Traditional Chinese Medicine (TCM), on the other hand, has a clear explanation for morning sickness. According to TCM, there is an invisible channel of Qi (energy), and Blood called the Chong Mai that is responsible for menstruation as it fills up with blood and empties every month. During pregnancy, this usual blood flow is interrupted as the blood gets redirected to nourishing the fetus. The Chong Mai also passes through the stomach, and this disruption of blood flow causes what is known as rebellious Stomach Qi, i.e. nausea and vomiting.
11 Tips to minimize morning sickness
The following tips can help to minimize morning sickness during pregnancy.

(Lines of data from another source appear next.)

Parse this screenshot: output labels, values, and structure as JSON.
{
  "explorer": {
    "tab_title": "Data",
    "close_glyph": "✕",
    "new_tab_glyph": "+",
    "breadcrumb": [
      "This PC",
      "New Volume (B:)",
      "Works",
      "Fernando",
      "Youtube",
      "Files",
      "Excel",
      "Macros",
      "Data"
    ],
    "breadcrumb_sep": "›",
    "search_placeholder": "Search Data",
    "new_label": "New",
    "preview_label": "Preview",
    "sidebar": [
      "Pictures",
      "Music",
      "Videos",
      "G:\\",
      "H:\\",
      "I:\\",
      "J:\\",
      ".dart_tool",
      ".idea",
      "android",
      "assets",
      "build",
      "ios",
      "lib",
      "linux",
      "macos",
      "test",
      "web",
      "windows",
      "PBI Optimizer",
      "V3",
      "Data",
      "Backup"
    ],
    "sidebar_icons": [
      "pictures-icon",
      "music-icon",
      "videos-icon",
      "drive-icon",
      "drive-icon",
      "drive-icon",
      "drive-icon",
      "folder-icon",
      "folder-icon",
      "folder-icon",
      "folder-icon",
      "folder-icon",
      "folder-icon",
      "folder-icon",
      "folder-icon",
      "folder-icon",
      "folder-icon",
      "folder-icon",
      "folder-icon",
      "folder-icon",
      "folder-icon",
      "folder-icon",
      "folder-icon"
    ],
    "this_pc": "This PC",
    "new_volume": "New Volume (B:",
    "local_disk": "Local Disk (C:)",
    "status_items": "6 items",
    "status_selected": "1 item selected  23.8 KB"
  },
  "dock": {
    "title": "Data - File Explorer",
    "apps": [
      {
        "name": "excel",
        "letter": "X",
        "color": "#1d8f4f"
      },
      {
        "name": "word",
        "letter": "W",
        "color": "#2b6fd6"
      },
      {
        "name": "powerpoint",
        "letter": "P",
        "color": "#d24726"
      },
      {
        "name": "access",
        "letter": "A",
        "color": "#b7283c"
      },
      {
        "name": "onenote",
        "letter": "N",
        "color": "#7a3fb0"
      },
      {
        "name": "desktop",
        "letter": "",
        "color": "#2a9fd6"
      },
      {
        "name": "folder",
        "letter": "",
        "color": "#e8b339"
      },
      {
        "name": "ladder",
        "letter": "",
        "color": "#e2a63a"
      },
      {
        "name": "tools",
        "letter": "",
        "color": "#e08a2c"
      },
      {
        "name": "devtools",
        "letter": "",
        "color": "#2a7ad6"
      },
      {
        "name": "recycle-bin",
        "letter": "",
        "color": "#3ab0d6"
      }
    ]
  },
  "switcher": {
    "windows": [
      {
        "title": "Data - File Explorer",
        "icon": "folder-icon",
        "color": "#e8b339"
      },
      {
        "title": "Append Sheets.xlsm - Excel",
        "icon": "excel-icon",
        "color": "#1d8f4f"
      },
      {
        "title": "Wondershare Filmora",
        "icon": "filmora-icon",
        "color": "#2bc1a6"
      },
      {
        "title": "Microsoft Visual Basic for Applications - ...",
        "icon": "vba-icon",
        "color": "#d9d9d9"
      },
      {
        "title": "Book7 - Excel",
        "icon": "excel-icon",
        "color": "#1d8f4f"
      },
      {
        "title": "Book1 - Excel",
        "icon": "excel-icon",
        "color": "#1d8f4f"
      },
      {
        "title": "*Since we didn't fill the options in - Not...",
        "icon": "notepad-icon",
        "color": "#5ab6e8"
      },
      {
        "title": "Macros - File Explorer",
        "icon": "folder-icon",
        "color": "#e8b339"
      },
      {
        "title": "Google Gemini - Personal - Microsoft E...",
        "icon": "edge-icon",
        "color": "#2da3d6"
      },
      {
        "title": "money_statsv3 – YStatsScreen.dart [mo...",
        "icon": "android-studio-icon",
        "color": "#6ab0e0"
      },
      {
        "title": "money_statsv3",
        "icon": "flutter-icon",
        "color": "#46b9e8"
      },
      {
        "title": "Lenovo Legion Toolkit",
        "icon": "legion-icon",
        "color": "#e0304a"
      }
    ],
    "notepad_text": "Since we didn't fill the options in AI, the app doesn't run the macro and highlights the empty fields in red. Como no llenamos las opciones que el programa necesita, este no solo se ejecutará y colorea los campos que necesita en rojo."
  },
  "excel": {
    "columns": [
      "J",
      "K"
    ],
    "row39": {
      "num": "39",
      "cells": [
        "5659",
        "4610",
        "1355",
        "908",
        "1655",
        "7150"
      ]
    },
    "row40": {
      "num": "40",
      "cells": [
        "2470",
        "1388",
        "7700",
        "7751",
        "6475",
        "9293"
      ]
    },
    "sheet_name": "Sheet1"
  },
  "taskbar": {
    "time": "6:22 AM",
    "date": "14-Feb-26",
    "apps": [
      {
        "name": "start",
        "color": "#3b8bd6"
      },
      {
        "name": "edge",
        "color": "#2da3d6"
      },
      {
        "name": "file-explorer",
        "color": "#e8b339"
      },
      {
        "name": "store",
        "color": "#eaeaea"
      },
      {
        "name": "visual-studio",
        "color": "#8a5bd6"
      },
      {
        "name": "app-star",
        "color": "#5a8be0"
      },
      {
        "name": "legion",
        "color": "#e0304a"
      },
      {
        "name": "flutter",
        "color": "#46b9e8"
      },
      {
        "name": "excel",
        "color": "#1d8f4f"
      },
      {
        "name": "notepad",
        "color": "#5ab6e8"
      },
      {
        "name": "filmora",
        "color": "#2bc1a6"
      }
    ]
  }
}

- Eat small snacks regularly
- Eat a carb-based snack first thing in the morning
- Eat a protein based snack before bed and in the middle of the night
- Move slowly
- Get lots of rest
- Engage in mild exercise
- Get massages
- Try Acupunture
- Foods like pineapple or papaya may ease heartburn
- Eat easily digestible foods
- Avoid sugary foods
- Add ginger to your food or drinks
Scroll down to read more about each tip…
- Eat small, frequent snacks and meals often. Be willing to completely abandon how you used to eat before pregnancy. While I was pregnant, I used to have first breakfast, second breakfast, first lunch, second lunch, first dinner, second dinner, and snacks in between.
- A snack when you wake. Have a healthy carbohydrate-based snack on your bedside table to eat in the morning before getting out of bed (like crackers or toast).
- A snack before bed. Eat a healthy protein-based snack before bed and in the middle of the night if you need (like yogurt or hummus)
- Do not change positions quickly. Some women have certain body positions that trigger nausea and vomiting, like lying down on their back or standing up too fast. Know what your trigger position is, and make slow, deliberate movements when getting into or out of that position.
- Rest, rest, rest. A large percentage of my pregnant patients experience stress, fatigue, nausea, and vomiting from trying to live life the way they did before they were pregnant. Listen to the wisdom of your body and rest.
- Exercise and Massages. Mild exercise or massage (passive exercise) can help detox acid and carbon dioxide build-up in the blood that may increase nausea. Getting the blood moving can also help with constipation. In Chinese medicine, we practice taking 100 steps after every meal in order to assist the digestion and detox process.
- Try Acupunture. Acupuncture or acupressure can be extremely beneficial to relieve morning sickness. Seek out an acupuncturist who has experience treating pregnant women.
- Foods high in digestive enzymes. Digestive enzymes are wonderful to treat or prevent heartburn, indigestion, and constipation, all of which can trigger nausea and vomiting. Foods that contain high digestive enzymes include pineapple, papaya and bananas.
- Eat easily digestible foods. What’s suitable for an 8-month-old baby tends to be the same food that is easy to digest and gentle on the digestive system for pregnant women, like baked veggies, cooked and raw fruits, well-cooked grains, soups and stews.
- Avoid sugary foods. Sugary foods, which can quickly elevate and quickly drop blood sugar levels, will trigger more nausea and/or vomiting.
- Ginger! Try rubbing raw ginger on the back of the tongue and/or grating a thumbnail sized piece of ginger steeped in hot water for ten minutes with honey to taste. Have no more than three cups per day.
- Prenatal vitamins are not created equally. Some are synthetic, some are food-based and some – possibly a little bit dangerous. Here are our tips for choosing the right prenatal vitamins for you and your baby.
- What should you eat when you’re eating for two? The Tot’s guide to a healthy pregnancy diet tells you everything you need to know.